## What to do
Leaving out the pictures, output each record exactly as it stands.

## Source material
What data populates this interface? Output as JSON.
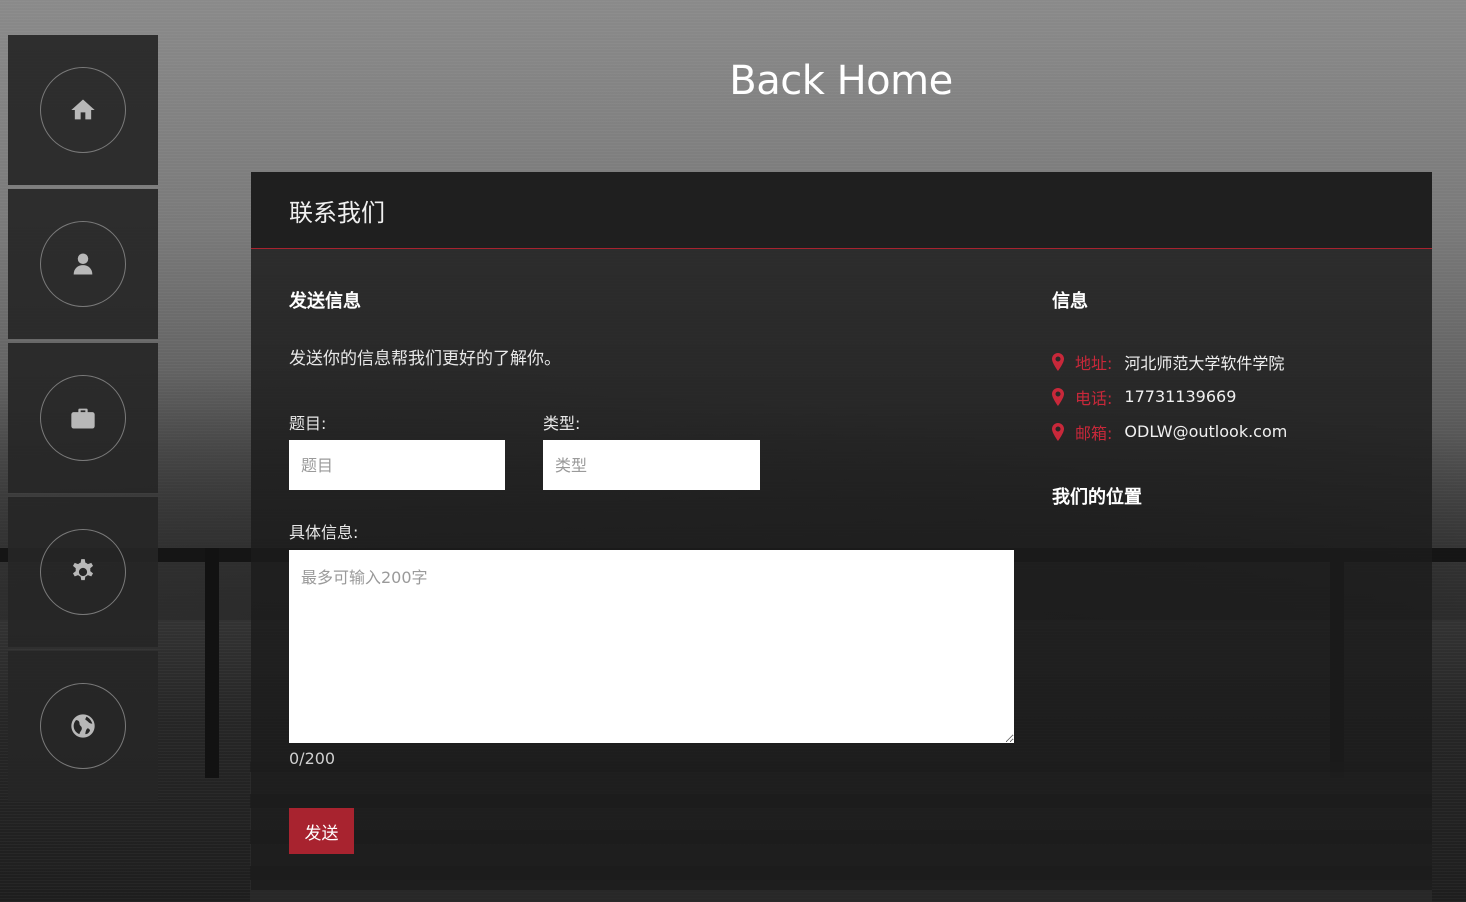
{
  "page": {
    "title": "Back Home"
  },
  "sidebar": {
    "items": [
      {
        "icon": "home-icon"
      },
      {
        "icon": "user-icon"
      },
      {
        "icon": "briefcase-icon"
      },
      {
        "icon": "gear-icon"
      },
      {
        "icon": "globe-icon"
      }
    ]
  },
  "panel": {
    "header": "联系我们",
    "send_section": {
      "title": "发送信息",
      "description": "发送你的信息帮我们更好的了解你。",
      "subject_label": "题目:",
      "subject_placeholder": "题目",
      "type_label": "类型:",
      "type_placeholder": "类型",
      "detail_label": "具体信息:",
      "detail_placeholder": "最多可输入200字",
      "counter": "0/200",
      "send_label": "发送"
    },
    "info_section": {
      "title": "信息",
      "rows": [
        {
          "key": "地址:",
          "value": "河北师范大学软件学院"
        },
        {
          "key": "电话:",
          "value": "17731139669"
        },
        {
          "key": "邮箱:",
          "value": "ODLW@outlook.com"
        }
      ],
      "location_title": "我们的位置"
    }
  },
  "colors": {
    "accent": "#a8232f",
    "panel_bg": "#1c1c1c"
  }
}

## Answer box
What data populates this interface? Output as JSON.
{
  "page": {
    "title": "Back Home"
  },
  "sidebar": {
    "items": [
      {
        "icon": "home-icon"
      },
      {
        "icon": "user-icon"
      },
      {
        "icon": "briefcase-icon"
      },
      {
        "icon": "gear-icon"
      },
      {
        "icon": "globe-icon"
      }
    ]
  },
  "panel": {
    "header": "联系我们",
    "send_section": {
      "title": "发送信息",
      "description": "发送你的信息帮我们更好的了解你。",
      "subject_label": "题目:",
      "subject_placeholder": "题目",
      "type_label": "类型:",
      "type_placeholder": "类型",
      "detail_label": "具体信息:",
      "detail_placeholder": "最多可输入200字",
      "counter": "0/200",
      "send_label": "发送"
    },
    "info_section": {
      "title": "信息",
      "rows": [
        {
          "key": "地址:",
          "value": "河北师范大学软件学院"
        },
        {
          "key": "电话:",
          "value": "17731139669"
        },
        {
          "key": "邮箱:",
          "value": "ODLW@outlook.com"
        }
      ],
      "location_title": "我们的位置"
    }
  },
  "colors": {
    "accent": "#a8232f",
    "panel_bg": "#1c1c1c"
  }
}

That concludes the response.